Page and application data records:
_ _ _ _

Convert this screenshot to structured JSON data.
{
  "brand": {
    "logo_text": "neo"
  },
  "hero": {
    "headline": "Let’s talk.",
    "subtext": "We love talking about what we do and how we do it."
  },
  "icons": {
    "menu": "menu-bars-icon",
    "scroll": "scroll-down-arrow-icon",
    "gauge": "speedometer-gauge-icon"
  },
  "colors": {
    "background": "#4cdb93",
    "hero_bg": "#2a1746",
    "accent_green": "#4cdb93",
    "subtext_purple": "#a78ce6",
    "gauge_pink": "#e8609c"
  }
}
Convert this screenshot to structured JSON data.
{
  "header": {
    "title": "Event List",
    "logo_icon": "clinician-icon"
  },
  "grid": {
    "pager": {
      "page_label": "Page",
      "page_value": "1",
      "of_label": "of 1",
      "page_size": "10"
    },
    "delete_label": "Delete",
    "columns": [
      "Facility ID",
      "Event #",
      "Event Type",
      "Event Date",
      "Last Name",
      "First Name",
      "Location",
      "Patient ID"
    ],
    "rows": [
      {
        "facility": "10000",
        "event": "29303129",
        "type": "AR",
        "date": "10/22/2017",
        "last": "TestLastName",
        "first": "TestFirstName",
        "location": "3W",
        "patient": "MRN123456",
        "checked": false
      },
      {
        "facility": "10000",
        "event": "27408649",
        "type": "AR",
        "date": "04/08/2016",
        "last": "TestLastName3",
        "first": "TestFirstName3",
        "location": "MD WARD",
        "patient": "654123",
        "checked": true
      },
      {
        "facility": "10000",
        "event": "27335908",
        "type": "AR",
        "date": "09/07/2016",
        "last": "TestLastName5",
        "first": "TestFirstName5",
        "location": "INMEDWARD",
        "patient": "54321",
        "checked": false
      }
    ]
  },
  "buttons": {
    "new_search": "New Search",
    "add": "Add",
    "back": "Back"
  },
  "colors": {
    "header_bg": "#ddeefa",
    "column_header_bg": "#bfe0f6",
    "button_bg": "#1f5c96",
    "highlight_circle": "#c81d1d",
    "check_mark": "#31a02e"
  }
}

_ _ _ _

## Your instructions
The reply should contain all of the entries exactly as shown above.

## Solution for this exercise
Convert this screenshot to structured JSON data.
{
  "brand": {
    "logo_text": "neo"
  },
  "hero": {
    "headline": "Let’s talk.",
    "subtext": "We love talking about what we do and how we do it."
  },
  "icons": {
    "menu": "menu-bars-icon",
    "scroll": "scroll-down-arrow-icon",
    "gauge": "speedometer-gauge-icon"
  },
  "colors": {
    "background": "#4cdb93",
    "hero_bg": "#2a1746",
    "accent_green": "#4cdb93",
    "subtext_purple": "#a78ce6",
    "gauge_pink": "#e8609c"
  }
}
Convert this screenshot to structured JSON data.
{
  "header": {
    "title": "Event List",
    "logo_icon": "clinician-icon"
  },
  "grid": {
    "pager": {
      "page_label": "Page",
      "page_value": "1",
      "of_label": "of 1",
      "page_size": "10"
    },
    "delete_label": "Delete",
    "columns": [
      "Facility ID",
      "Event #",
      "Event Type",
      "Event Date",
      "Last Name",
      "First Name",
      "Location",
      "Patient ID"
    ],
    "rows": [
      {
        "facility": "10000",
        "event": "29303129",
        "type": "AR",
        "date": "10/22/2017",
        "last": "TestLastName",
        "first": "TestFirstName",
        "location": "3W",
        "patient": "MRN123456",
        "checked": false
      },
      {
        "facility": "10000",
        "event": "27408649",
        "type": "AR",
        "date": "04/08/2016",
        "last": "TestLastName3",
        "first": "TestFirstName3",
        "location": "MD WARD",
        "patient": "654123",
        "checked": true
      },
      {
        "facility": "10000",
        "event": "27335908",
        "type": "AR",
        "date": "09/07/2016",
        "last": "TestLastName5",
        "first": "TestFirstName5",
        "location": "INMEDWARD",
        "patient": "54321",
        "checked": false
      }
    ]
  },
  "buttons": {
    "new_search": "New Search",
    "add": "Add",
    "back": "Back"
  },
  "colors": {
    "header_bg": "#ddeefa",
    "column_header_bg": "#bfe0f6",
    "button_bg": "#1f5c96",
    "highlight_circle": "#c81d1d",
    "check_mark": "#31a02e"
  }
}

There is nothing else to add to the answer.